In another clip, Bauer breaks down how to start with simplified shapes of the body: “I like to think of feet as their own shape that swivels at the ankle.
"As you can see: swivel swivel,” she says, cutting to her own angling socked foot.
“Can you tell what my favorite color is yet?” she asks while adding highlights to a purple-skinned woman in another video.
She said her tutorials are easy enough for beginners to follow, and at the same time, there are enough tricks for experienced artists to find some value, too.
Comments on her videos run the gamut — in a couple of languages — from how to draw a side profile, to the type of camera she uses for the mini-Polaroids she uses for reference shots.
People have approached her about using her work in tattoos and offered to pay for her creative contribution.
While she’s researching what other artists are doing, this isn’t about money for her.
“The pandemic was a depressing time for so many people. This account was the No. 1 thing keeping me from falling into a slump because it motivated me to keep creating,” she said.
So many share that this work is a guide to take up or improve their craft.

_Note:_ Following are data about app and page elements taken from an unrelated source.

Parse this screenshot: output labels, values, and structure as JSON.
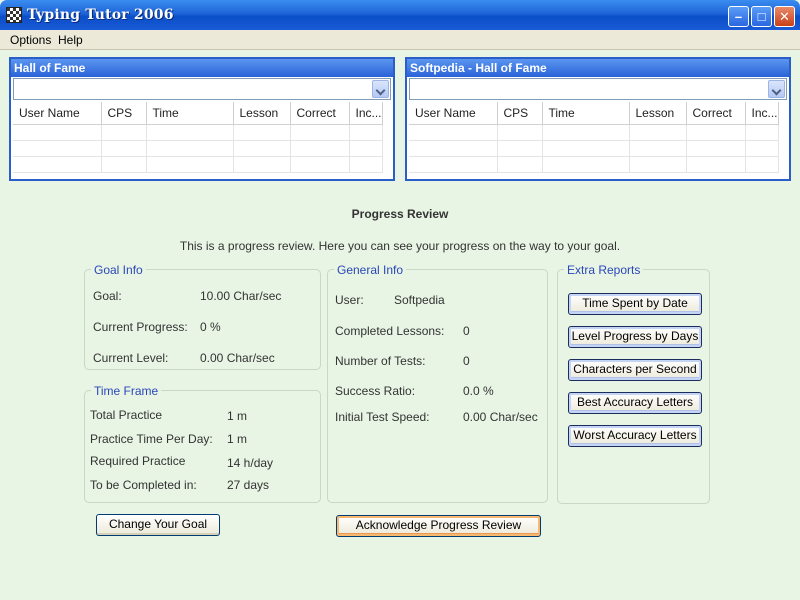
{
  "window": {
    "title": "Typing Tutor 2006"
  },
  "menu": [
    "Options",
    "Help"
  ],
  "hall_of_fame": {
    "title": "Hall of Fame",
    "columns": [
      "User Name",
      "CPS",
      "Time",
      "Lesson",
      "Correct",
      "Inc..."
    ]
  },
  "softpedia_hof": {
    "title": "Softpedia - Hall of Fame",
    "columns": [
      "User Name",
      "CPS",
      "Time",
      "Lesson",
      "Correct",
      "Inc..."
    ]
  },
  "progress": {
    "title": "Progress Review",
    "description": "This is a progress review. Here you can see your progress on the way to your goal."
  },
  "goal_info": {
    "legend": "Goal Info",
    "goal_label": "Goal:",
    "goal_value": "10.00 Char/sec",
    "progress_label": "Current Progress:",
    "progress_value": "0 %",
    "level_label": "Current Level:",
    "level_value": "0.00 Char/sec"
  },
  "time_frame": {
    "legend": "Time Frame",
    "total_label": "Total Practice",
    "total_value": "1 m",
    "perday_label": "Practice Time Per Day:",
    "perday_value": "1 m",
    "required_label": "Required Practice",
    "required_value": "14 h/day",
    "complete_label": "To be Completed in:",
    "complete_value": "27 days"
  },
  "general_info": {
    "legend": "General Info",
    "user_label": "User:",
    "user_value": "Softpedia",
    "lessons_label": "Completed Lessons:",
    "lessons_value": "0",
    "tests_label": "Number of Tests:",
    "tests_value": "0",
    "ratio_label": "Success Ratio:",
    "ratio_value": "0.0 %",
    "speed_label": "Initial Test Speed:",
    "speed_value": "0.00 Char/sec"
  },
  "extra_reports": {
    "legend": "Extra Reports",
    "buttons": [
      "Time Spent by Date",
      "Level Progress by Days",
      "Characters per Second",
      "Best Accuracy Letters",
      "Worst Accuracy Letters"
    ]
  },
  "actions": {
    "change_goal": "Change Your Goal",
    "acknowledge": "Acknowledge Progress Review"
  }
}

“To know I’m that artist for other people, inspiring them in the same way other artists inspired me as a kid, is so special,” Bauer added.
A friend of mine told me I need to get an agent for my daughter. … That’s how I found out.

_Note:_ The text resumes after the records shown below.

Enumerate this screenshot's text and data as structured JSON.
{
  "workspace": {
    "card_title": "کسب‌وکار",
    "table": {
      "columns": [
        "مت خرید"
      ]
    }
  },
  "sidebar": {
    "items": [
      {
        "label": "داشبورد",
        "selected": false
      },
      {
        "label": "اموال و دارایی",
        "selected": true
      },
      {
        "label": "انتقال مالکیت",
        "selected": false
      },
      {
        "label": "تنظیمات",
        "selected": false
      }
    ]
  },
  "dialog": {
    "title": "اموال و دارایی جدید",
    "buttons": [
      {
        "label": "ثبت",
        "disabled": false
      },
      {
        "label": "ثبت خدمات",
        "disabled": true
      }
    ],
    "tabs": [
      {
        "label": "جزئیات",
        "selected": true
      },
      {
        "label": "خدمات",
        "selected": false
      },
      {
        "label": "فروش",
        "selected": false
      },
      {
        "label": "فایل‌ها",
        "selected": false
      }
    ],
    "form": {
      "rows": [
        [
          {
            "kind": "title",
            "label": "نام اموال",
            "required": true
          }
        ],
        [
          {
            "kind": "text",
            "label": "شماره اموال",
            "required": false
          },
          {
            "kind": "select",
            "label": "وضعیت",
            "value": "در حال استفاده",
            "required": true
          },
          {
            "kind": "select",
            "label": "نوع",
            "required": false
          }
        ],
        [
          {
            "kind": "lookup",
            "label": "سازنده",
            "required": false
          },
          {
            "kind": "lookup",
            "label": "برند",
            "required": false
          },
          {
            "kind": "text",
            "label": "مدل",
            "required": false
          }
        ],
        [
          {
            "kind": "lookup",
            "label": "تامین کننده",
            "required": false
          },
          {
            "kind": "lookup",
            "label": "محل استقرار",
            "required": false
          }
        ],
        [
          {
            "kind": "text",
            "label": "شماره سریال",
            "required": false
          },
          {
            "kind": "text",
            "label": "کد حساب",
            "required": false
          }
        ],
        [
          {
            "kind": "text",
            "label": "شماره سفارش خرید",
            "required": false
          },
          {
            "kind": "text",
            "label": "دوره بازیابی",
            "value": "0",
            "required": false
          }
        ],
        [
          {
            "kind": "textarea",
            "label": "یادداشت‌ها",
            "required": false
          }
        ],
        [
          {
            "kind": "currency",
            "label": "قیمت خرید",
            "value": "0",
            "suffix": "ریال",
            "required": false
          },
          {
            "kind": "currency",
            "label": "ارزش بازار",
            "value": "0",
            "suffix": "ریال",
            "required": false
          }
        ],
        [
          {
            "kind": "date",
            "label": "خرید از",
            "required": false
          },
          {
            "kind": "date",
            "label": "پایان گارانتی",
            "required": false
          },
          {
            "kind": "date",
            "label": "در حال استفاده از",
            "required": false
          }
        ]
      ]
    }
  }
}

Her viral popularity has been a little disorienting, especially because it’s a sacred activity she often does solo.
“Someone like me, who was never really popular in school, is suddenly being seen for their talents, while at the same time, no one really knows about this," she said.
Bauer keeps this mostly under wraps, even from her housemates.
“A friend of mine told me I need to get an agent for my daughter. … That’s how I found out,” Shane Bauer recalled.
When he saw her online work, he wasn’t surprised at his daughter’s growing skill; she’d sold and commissioned art before this.
“Hartley is way beyond what I could do at her age. I would never go anywhere close to the level of detail and talent that she has,” her father, a former graphic designer, said.
New to TikTok, he said he was pleased to see she is using it in a productive way.
Bauer starts by doodling on index cards. When she’s ready to move to her sketchbook, she’ll draw with one hand, record on her phone from the other.
Sometimes, she rigs her phone to her chest.
“I don’t put a lot of effort into fancy recording technology like that," she said. "If the phone’s all I need, then that’s all I need.
“This one’s doing just fine even with cracks and getting a little outdated,” she said.
She captures parts of the process in sections, edits clips on a phone app, adds transitions and music and posts her finished product during high-engagement times of day.
While she pays attention to metrics, she tries not to get sucked into the well of TikTok.
She stays off SnapChat and, for the most part, Instagram. She can’t imagine making longer videos on YouTube, but that could be an option in the future.
For now, Bauer is writing essays and filling out college applications. She's interested in pursuing illustration in college.
Bauer sees her TikTok account as a possible reference for what lies ahead. Maybe that’s selling prints, expanding her account or making an instructional booklet of her work. (As per requests.)
Tucked away in her upstairs bedroom, Bauer sat among her colored pencils, a dead iPad and a fresh sketch page, ready for her next move. Her curly hair resting on her shoulders, Bauer balanced her foot on a large rainbow-colored bounce ball as she talked about her love of snowboarding, the unworthy substitute of skateboarding and the creativity of Minecraft.
When people hear about video games, they think they’re bad for you, but many are really meaningful and emotional, she said.
“If I could help create a game that leaves an impact on someone like some games have left on me, that would make my whole life," Bauer said. "Full circle, back to my childhood.”